### Exercise aim
When you repeat the entries, reproduce each line exactly and omit every picture.

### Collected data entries
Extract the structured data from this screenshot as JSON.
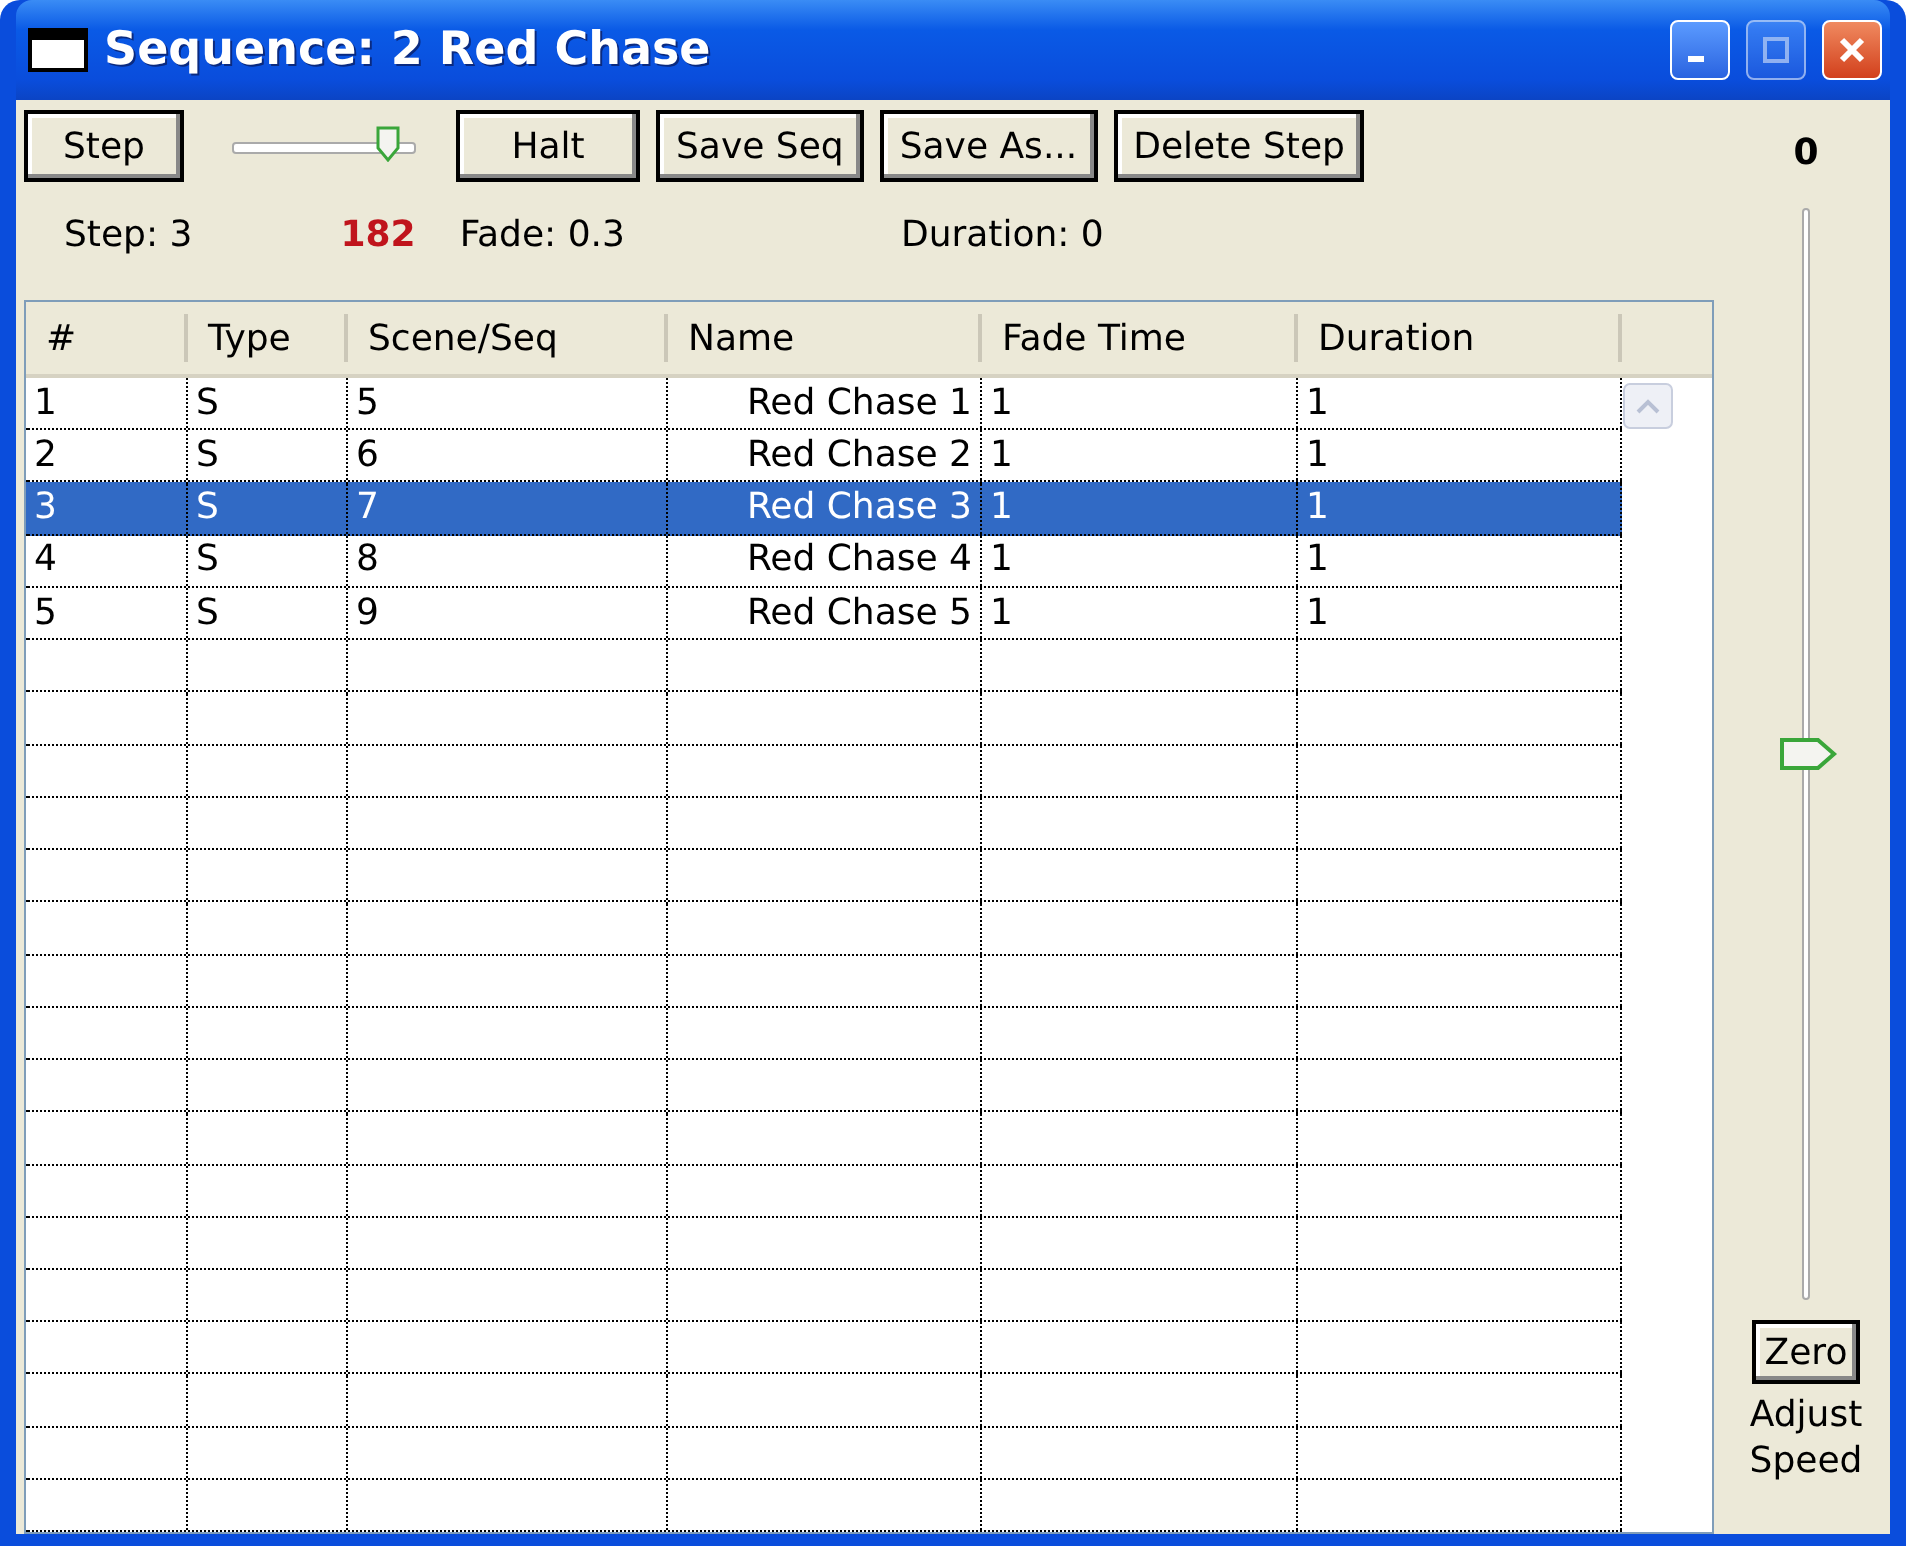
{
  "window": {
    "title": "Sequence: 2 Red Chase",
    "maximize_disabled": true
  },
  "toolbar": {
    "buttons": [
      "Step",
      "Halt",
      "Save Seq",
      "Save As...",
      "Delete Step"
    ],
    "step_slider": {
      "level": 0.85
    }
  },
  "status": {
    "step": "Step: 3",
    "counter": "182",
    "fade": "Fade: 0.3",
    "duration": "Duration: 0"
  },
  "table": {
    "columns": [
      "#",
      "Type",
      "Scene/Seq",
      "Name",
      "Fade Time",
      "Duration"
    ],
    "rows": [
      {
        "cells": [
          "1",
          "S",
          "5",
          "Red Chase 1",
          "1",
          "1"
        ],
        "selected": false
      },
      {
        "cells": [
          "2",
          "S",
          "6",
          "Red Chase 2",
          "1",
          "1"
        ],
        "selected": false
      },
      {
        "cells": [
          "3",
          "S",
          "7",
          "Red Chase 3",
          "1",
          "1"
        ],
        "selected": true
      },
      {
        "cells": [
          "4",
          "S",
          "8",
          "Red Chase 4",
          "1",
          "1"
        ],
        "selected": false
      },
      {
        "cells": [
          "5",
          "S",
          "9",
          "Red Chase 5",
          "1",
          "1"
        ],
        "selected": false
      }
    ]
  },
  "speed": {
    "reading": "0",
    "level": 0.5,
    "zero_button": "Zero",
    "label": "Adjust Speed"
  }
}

### Your solution
Extract the structured data from this screenshot as JSON.
{
  "window": {
    "title": "Sequence: 2 Red Chase",
    "maximize_disabled": true
  },
  "toolbar": {
    "buttons": [
      "Step",
      "Halt",
      "Save Seq",
      "Save As...",
      "Delete Step"
    ],
    "step_slider": {
      "level": 0.85
    }
  },
  "status": {
    "step": "Step: 3",
    "counter": "182",
    "fade": "Fade: 0.3",
    "duration": "Duration: 0"
  },
  "table": {
    "columns": [
      "#",
      "Type",
      "Scene/Seq",
      "Name",
      "Fade Time",
      "Duration"
    ],
    "rows": [
      {
        "cells": [
          "1",
          "S",
          "5",
          "Red Chase 1",
          "1",
          "1"
        ],
        "selected": false
      },
      {
        "cells": [
          "2",
          "S",
          "6",
          "Red Chase 2",
          "1",
          "1"
        ],
        "selected": false
      },
      {
        "cells": [
          "3",
          "S",
          "7",
          "Red Chase 3",
          "1",
          "1"
        ],
        "selected": true
      },
      {
        "cells": [
          "4",
          "S",
          "8",
          "Red Chase 4",
          "1",
          "1"
        ],
        "selected": false
      },
      {
        "cells": [
          "5",
          "S",
          "9",
          "Red Chase 5",
          "1",
          "1"
        ],
        "selected": false
      }
    ]
  },
  "speed": {
    "reading": "0",
    "level": 0.5,
    "zero_button": "Zero",
    "label": "Adjust Speed"
  }
}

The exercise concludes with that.